INFORMATION SHOWN>
● ● ● ●

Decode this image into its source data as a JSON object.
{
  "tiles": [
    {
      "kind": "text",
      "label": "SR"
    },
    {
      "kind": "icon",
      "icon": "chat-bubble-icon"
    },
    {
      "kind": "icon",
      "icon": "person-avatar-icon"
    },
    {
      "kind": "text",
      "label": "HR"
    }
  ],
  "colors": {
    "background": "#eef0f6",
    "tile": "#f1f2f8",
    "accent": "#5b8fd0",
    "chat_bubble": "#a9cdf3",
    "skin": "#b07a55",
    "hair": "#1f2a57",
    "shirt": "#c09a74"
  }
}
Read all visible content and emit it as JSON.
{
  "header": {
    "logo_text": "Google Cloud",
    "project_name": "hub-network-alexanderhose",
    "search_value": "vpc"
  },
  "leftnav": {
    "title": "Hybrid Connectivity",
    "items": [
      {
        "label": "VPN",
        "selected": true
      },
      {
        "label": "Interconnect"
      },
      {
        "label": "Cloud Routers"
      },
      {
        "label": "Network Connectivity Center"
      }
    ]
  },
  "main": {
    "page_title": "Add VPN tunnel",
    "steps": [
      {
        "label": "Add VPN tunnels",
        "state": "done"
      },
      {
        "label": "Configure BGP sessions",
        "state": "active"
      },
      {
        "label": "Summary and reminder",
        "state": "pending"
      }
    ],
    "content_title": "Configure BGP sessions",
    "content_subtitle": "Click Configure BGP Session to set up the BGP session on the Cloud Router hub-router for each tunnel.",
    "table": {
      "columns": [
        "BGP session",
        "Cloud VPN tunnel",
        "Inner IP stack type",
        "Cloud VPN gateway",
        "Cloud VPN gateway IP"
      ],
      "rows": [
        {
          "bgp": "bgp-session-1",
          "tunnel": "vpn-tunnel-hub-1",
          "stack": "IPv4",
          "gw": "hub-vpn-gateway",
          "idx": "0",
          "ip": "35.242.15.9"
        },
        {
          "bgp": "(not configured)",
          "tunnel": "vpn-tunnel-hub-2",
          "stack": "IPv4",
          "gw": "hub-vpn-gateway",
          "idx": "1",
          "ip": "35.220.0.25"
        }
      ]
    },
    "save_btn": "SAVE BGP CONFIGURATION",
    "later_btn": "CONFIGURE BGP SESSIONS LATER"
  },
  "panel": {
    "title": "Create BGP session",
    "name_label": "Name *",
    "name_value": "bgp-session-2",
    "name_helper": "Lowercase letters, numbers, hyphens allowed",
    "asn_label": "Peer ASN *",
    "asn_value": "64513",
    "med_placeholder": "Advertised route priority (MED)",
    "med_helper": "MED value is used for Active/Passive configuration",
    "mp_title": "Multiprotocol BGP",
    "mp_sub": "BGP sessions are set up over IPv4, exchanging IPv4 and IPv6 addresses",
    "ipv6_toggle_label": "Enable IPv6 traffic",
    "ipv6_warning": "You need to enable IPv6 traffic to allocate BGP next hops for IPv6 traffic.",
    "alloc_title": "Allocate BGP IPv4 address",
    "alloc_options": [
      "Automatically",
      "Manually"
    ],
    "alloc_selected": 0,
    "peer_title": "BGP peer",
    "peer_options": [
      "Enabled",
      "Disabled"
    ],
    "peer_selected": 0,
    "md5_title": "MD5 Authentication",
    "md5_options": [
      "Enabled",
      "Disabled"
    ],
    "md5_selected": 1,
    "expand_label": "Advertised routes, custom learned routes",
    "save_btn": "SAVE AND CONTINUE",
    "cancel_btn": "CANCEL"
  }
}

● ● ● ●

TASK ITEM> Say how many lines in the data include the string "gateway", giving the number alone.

SOLUTION> 4